Gov. Jerry Brown said Tuesday that he believes the public still has confidence in the safety of the new San Francisco-Oakland Bay Bridge despite concerns about construction of the $6.4 billion span that is scheduled to open later this year.
State transportation officials recently disclosed that nearly three dozen seismic safety bolts on the eastern span of the bridge had broken. But Brown says people generally understand there will be construction problems on major infrastructure projects.
"Don't know if it's a setback. I mean, look, s--- happens. That's all I can say," Brown said, using a vulgar term.
Thirty-two of 96 bolts manufactured in 2008 broke earlier this year. But Toll Bridge Program Manager Tony Anziano told The Contra Costa Times that other bolts made in 2010 have shown no sign of cracking, though tests on the remaining bolts are continuing.
"There are very professional engineers that are looking at this thing and when they're ready to give us their report I think the public will be satisfied," Brown told reporters after attending a memorial ceremony for California Highway Patrol officers killed in the line of duty.
The bolts, or rods, each 17- to 24-feet long, connect the bridge deck to so-called shear keys, which are large shock absorbers that control movement during an earthquake.
The Democratic governor said it's too soon to know if the bridge will open as scheduled on Labor Day.
"I can't tell you when. I don't want to say anything because we want to get the reports back. When we do, I'll comment," Brown said.
Transportation officials are scheduled to make public on Wednesday their plan to fix the broken rods, and to say if the span still can open on time. California Department of Transportation spokesman Will Shuck said he does not believe officials will be able to say Wednesday whether the Labor Day opening target is still realistic.
"Both the safety and the solution come first, then the schedule," Shuck said.
The material used in the bolts is an alloy that a nationwide group of transportation officials banned for use on bridges because the bolts can crack, the San Francisco Chronicle recently reported, though state officials said they used the proper standards.
Transportation officials have said repeatedly that the Bay Bridge is safe.
But problems with the bolts are just the latest issue to put transportation officials on the defensive.
They have said recent disclosures by The Sacramento Bee of cracks in some long welds on the bridge supports are not a major concern.
The Bee also recently reported apparent conflicts of interest by some of the experts asked by the state Legislature to perform a technical review of the bridge foundation. The same newspaper found conflicts by members of a California Department of Transportation review panel that judged the foundation sound last year.
The department also was forced to cancel a $10 million public relations project after the Bee raised questions.
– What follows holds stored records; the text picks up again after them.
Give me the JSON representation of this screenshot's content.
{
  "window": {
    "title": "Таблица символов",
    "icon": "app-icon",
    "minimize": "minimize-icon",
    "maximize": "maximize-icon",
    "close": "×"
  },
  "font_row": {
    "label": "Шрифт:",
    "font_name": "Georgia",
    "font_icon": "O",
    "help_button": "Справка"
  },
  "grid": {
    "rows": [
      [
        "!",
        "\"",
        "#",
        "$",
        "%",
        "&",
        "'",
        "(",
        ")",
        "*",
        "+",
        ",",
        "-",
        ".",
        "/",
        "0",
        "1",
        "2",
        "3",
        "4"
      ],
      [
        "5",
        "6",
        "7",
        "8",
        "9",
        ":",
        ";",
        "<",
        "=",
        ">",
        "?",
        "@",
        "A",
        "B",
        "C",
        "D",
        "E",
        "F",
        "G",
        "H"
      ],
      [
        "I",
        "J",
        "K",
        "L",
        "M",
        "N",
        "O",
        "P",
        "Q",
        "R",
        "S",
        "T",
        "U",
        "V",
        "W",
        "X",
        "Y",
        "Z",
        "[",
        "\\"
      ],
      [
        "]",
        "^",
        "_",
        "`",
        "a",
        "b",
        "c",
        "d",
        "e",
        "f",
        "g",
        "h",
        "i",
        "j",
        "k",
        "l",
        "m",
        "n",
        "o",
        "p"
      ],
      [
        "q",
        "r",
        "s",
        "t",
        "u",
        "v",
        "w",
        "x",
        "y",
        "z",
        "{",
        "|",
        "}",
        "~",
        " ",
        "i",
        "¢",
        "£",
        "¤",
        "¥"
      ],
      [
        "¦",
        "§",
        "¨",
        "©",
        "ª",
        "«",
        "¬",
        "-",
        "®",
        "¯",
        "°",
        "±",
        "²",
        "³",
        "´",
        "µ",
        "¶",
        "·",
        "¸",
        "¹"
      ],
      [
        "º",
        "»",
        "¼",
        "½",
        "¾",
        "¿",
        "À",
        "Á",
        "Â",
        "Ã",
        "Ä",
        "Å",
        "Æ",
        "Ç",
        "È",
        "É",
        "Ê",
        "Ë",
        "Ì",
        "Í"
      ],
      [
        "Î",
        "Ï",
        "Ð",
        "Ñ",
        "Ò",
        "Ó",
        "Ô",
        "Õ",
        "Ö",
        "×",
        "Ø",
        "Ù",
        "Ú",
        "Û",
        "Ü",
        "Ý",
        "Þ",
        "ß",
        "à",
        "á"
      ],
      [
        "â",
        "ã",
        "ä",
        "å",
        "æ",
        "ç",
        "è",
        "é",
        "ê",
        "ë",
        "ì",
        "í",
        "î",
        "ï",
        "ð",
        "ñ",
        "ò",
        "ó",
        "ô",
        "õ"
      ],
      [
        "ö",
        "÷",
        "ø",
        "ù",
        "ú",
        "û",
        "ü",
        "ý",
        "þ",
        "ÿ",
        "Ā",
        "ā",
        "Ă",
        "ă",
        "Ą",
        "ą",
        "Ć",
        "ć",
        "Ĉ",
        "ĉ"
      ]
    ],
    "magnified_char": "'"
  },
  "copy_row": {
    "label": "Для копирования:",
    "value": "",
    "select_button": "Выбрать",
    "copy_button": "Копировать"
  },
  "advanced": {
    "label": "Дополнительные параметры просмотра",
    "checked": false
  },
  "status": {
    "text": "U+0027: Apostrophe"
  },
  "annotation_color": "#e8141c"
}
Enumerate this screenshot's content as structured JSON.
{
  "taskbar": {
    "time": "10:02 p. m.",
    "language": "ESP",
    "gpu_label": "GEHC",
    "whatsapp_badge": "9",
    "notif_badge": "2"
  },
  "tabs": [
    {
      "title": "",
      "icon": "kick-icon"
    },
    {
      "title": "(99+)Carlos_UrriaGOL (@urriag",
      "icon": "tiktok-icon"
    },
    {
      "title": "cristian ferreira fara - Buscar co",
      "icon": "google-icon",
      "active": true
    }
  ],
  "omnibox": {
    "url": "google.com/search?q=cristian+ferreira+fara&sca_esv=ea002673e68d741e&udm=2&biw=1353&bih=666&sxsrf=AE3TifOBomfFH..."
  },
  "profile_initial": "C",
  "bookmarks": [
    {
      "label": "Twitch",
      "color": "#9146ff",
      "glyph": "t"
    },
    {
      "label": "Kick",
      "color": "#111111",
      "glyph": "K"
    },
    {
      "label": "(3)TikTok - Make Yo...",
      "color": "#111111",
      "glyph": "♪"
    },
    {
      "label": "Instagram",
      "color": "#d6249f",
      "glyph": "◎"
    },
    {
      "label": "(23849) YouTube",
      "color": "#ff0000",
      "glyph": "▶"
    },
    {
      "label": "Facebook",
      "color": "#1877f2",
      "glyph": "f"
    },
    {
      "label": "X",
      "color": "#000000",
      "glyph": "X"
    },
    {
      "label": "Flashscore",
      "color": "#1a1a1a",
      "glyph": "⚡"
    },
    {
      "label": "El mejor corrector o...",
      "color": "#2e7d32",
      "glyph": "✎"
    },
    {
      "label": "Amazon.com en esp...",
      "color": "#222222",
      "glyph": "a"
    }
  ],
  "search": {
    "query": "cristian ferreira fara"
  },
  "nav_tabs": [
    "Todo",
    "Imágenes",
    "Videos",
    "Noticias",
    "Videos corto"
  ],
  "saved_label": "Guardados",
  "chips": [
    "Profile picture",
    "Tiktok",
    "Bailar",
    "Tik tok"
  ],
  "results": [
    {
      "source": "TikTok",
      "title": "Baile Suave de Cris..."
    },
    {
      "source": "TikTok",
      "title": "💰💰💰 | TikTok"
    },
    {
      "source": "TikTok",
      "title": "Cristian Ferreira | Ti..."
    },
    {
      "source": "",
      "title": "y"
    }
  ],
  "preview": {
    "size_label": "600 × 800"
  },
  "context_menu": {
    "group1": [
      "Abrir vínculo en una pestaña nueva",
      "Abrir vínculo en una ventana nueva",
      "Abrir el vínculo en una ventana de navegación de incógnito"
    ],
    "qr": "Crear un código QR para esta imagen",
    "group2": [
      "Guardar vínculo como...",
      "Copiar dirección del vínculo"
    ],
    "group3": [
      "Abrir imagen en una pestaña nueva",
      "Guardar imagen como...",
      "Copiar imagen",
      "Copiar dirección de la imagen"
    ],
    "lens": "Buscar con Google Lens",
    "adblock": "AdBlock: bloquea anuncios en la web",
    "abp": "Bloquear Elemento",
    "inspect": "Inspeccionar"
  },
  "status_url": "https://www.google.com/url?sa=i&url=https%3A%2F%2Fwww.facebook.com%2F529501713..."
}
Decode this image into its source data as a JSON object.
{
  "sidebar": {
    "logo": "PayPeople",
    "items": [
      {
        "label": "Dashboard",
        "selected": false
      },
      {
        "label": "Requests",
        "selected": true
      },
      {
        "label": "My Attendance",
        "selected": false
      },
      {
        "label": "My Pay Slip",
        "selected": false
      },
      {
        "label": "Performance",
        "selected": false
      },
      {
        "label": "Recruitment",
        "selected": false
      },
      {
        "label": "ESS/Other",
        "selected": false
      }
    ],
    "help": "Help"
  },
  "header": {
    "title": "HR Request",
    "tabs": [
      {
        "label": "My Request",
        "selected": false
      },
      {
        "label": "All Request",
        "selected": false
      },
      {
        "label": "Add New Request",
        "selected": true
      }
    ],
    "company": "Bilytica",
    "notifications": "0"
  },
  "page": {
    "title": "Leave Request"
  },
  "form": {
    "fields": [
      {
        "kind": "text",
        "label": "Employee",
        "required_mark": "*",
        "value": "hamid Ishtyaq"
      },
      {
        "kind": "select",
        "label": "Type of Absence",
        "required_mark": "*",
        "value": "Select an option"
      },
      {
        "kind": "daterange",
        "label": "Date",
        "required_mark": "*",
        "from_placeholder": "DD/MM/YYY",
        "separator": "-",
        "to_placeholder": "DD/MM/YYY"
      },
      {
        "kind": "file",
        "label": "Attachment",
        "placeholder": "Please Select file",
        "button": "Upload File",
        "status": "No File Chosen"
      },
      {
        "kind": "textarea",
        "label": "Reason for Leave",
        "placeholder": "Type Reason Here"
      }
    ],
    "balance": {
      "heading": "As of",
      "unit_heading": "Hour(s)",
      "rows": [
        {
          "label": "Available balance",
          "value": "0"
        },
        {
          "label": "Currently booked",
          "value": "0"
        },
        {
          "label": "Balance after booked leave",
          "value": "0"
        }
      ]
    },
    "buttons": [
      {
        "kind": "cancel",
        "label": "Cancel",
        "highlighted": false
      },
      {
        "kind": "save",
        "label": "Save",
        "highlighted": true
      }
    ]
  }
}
Last year, a Caltrans engineering team found doctored data and other suspicious information that raised questions about the safety testing of bridges including the new eastern span. The engineers were examining the work of a technician who was blamed for falsifying tests on other projects, but found problems that went beyond that former employee and called into question testing of the new Bay Bridge among other projects.